Sometimes, the time at which we say something is just as important as the things that we say. In other words, we can say the right thing at the wrong time. When my children were young, I had my times of sharing untimely words. Oftentimes, the things I said to them as words of correction were right, but the time at which I said them was not. And I am sure that all of us have been guilty at one time or another of saying things at the worst time.Never underestimate the power of your words. If you use them correctly, they can make a real difference in the lives of the people you meet each day. “Heaviness in the heart of a man makes it stoop: but a good word makes it glad,” the Bible says (Proverbs 12:25). This means that when a person is loaded down with the cares of life, the right words from our mouth can boost his or her spirit.
We can see the power of this verse at work during the public ministry of Jesus. As He went from place to place, multitudes thronged Him to hear His Words. Of course, what He said didn’t change the situations that burdened their hearts. Rather, His words had the power to change their perspective or focus, and when mixed with their faith in God, they opened a world of awesome possibilities.I am learning more and more about the power of timely words. On this blog post, I share words. As a preacher, I stand before audiences regularly and share words. To be and to remain relevant, I must be able to share the message that many of my readers and listeners need to hear for the times in which they are living. Consequently, I often pray and I depend on the Lord to regularly supply me with what to share through preaching and writing. And sometimes after I have preached a sermon, someone will come up to me and say, “That’s just what I needed to hear.”
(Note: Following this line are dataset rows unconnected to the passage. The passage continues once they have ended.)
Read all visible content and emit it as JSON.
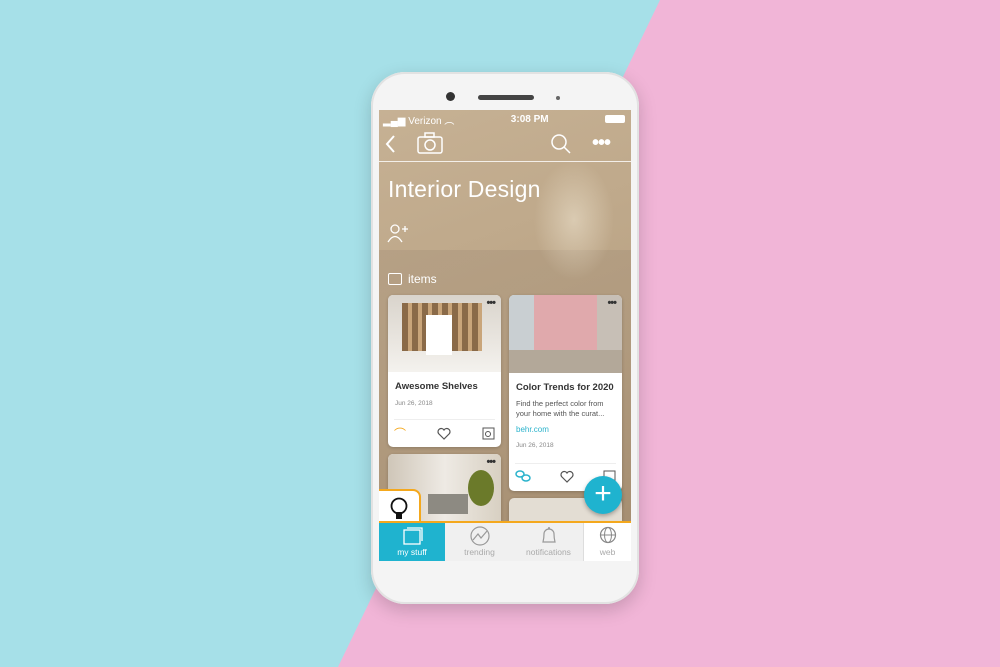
{
  "status": {
    "carrier": "Verizon",
    "time": "3:08 PM"
  },
  "header": {
    "title": "Interior Design",
    "items_label": "items"
  },
  "cards": [
    {
      "title": "Awesome Shelves",
      "date": "Jun 26, 2018"
    },
    {
      "title": "Color Trends for 2020",
      "description_1": "Find the perfect color from",
      "description_2": "your home with the curat...",
      "link": "behr.com",
      "date": "Jun 26, 2018"
    }
  ],
  "tabs": [
    {
      "label": "my stuff"
    },
    {
      "label": "trending"
    },
    {
      "label": "notifications"
    },
    {
      "label": "web"
    }
  ],
  "colors": {
    "accent": "#1fb3cf",
    "highlight": "#f4a81d"
  }
}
As Jesus’ disciples, let us follow His lead. Very soon, perhaps today, but definitely very soon, God will cause someone to cross your path bearing a heavy heart. Don’t underestimate the power of the right words spoken at the right time.Copyright © 2012 by Frank King. All rights reserved.